In Marriage Is Murder, a divorced couple of writers get together again strictly for the purpose of writing another novel about their fictional super sleuth, Miss Charlotte "Charlie" Hayakawa. Nick Hall's convoluted script about Paul and Polly Butler is a real mystery. Unfortunately, the more pressing mystery for local audiences is why experienced theater folks like Debbie Hoover, who directed this play for Stage Coach, and her husband, director and actor Rick Hoover, chose to put this clunker on the boards at Stage Coach Theatre. As a one-set, two-person play, Marriage Is Murder probably appeals to busy community theaters, and maybe the price is right.
The set, designed by Debbie Hoover, is appropriately seedy and messy as the New York bachelor pad of impoverished Paul Butler. Rick Hoover as Paul brings a certain charm and welcome comic sense to the role. He is energetic and fun, but in spite of the actor's efforts, Paul is not an endearing character.
Bonnie Peacher cleverly displays the devious and manipulative nature of the ex-wife, Polly. Peacher's expressive face and saucy body language telegraph her feelings to the audience, but she frequently seems hesitant and insecure with her lines, and then her projection drops. Without a cast that can handle the rapid-fire banter and whip the thin story line along, they have a real problem with the show's pacing. Another week of rehearsals might have helped speed up this play, but the cast would still be stuck with a repetitious script, idiotic situations, tired jokes and characters who are very hard to care about.
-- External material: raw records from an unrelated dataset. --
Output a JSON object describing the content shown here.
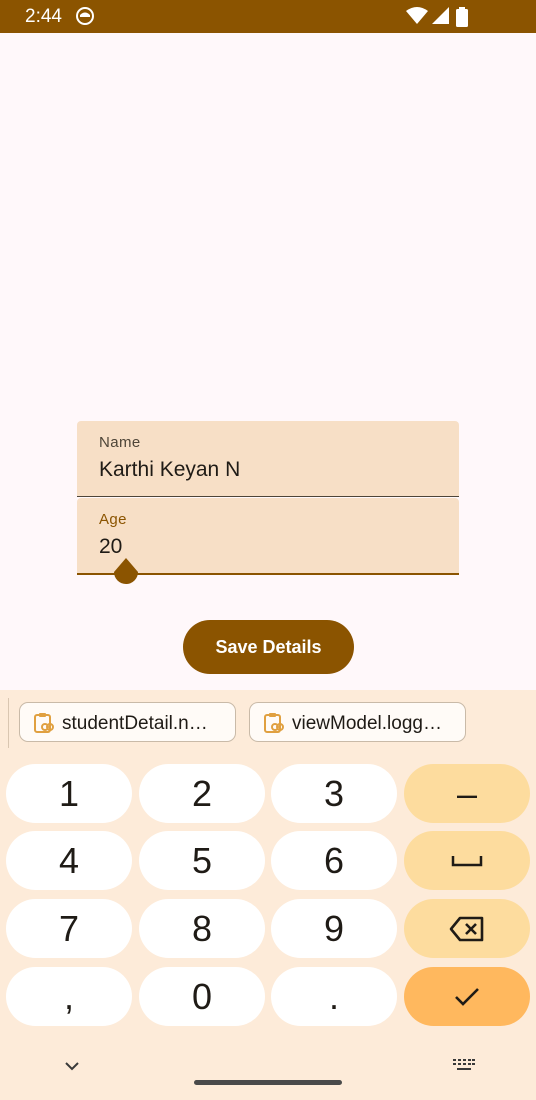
{
  "status_bar": {
    "time": "2:44",
    "icons": [
      "app-notification-icon",
      "wifi-icon",
      "cellular-icon",
      "battery-icon"
    ],
    "background": "#8B5400"
  },
  "form": {
    "name_field": {
      "label": "Name",
      "value": "Karthi Keyan N"
    },
    "age_field": {
      "label": "Age",
      "value": "20"
    },
    "save_button_label": "Save Details"
  },
  "keyboard": {
    "suggestions": [
      {
        "label": "studentDetail.n…",
        "icon": "clipboard-link-icon"
      },
      {
        "label": "viewModel.logg…",
        "icon": "clipboard-link-icon"
      }
    ],
    "keys": {
      "k1": "1",
      "k2": "2",
      "k3": "3",
      "k4": "4",
      "k5": "5",
      "k6": "6",
      "k7": "7",
      "k8": "8",
      "k9": "9",
      "comma": ",",
      "k0": "0",
      "period": ".",
      "minus": "–"
    },
    "function_icons": [
      "space-icon",
      "backspace-icon",
      "checkmark-icon"
    ]
  },
  "navigation": {
    "icons": [
      "chevron-down-icon",
      "keyboard-switch-icon"
    ]
  },
  "colors": {
    "primary": "#8B5400",
    "field_background": "#F7DFC6",
    "keyboard_background": "#FDEBD9",
    "function_key": "#FDDC9E",
    "enter_key": "#FFB85E"
  }
}
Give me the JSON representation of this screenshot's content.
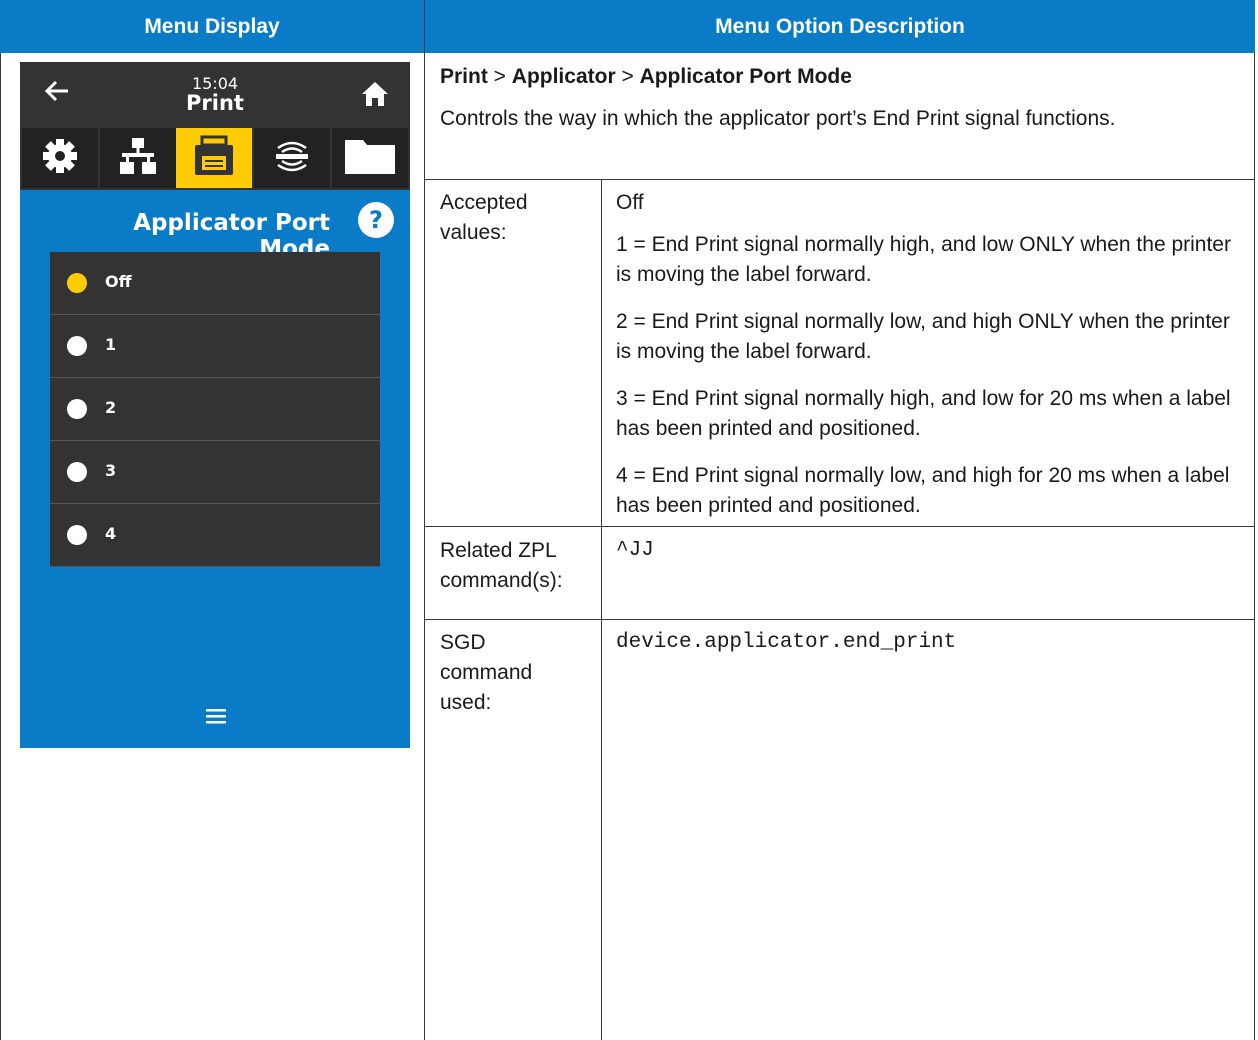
{
  "header": {
    "left": "Menu Display",
    "right": "Menu Option Description"
  },
  "device": {
    "time": "15:04",
    "title": "Print",
    "heading": "Applicator Port Mode",
    "help_glyph": "?",
    "options": [
      {
        "label": "Off",
        "selected": true
      },
      {
        "label": "1",
        "selected": false
      },
      {
        "label": "2",
        "selected": false
      },
      {
        "label": "3",
        "selected": false
      },
      {
        "label": "4",
        "selected": false
      }
    ],
    "colors": {
      "panel": "#0a7bc6",
      "bar": "#333333",
      "accent": "#ffcb05"
    },
    "icons": [
      "back-arrow-icon",
      "home-icon",
      "settings-gear-icon",
      "network-icon",
      "printer-icon",
      "rfid-icon",
      "folder-icon",
      "help-icon",
      "menu-icon"
    ]
  },
  "description": {
    "path": {
      "a": "Print",
      "sep1": " > ",
      "b": "Applicator",
      "sep2": " > ",
      "c": "Applicator Port Mode"
    },
    "intro": "Controls the way in which the applicator port’s End Print signal functions.",
    "accepted_label": "Accepted values:",
    "accepted_values": [
      "Off",
      "1 = End Print signal normally high, and low ONLY when the printer is moving the label forward.",
      "2 = End Print signal normally low, and high ONLY when the printer is moving the label forward.",
      "3 = End Print signal normally high, and low for 20 ms when a label has been printed and positioned.",
      "4 = End Print signal normally low, and high for 20 ms when a label has been printed and positioned."
    ],
    "zpl_label": "Related ZPL command(s):",
    "zpl_value": "^JJ",
    "sgd_label": "SGD command used:",
    "sgd_value": "device.applicator.end_print"
  }
}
As the Butlers work on their script--we learn a Hollywood studio may film it--they continue their former habit of testing the plausibility of their murders on each other. Stabbed with daggers, shot, poisoned with chocolates and murderous martinis, choked with scarves, bound and gagged--the tests go on.
Will this unlikely couple get back together? Although they occasionally reminisce about their happy early times together, there doesn't seem to be any real affection or attraction behind their bickering, nagging and snarling relationship.
There are some clever lines and comic moments, but much of the humor falls flat because of a lack of spontaneity, making the two-hour and 15-minute show seem even longer.
At the end of the play, a real mystery suddenly appears, but is resolved in the blink of an eye.
While it is always interesting to see a new play or new playwright represented on our local stages, instead of a steady diet of Neil Simon and Rogers and Hammerstein, this "comedy/thriller" is lacking on both counts. It will be interesting to see the company's work on the more entertaining (and better written) comedy The Gazebo, scheduled for October.
By Nick Hall, directed by Debbie Hoover. June 1-4, 8-10. Stage Coach Theatre, Hillcrest Plaza at Orchard and Overland.For info/tickets, call 342-2000.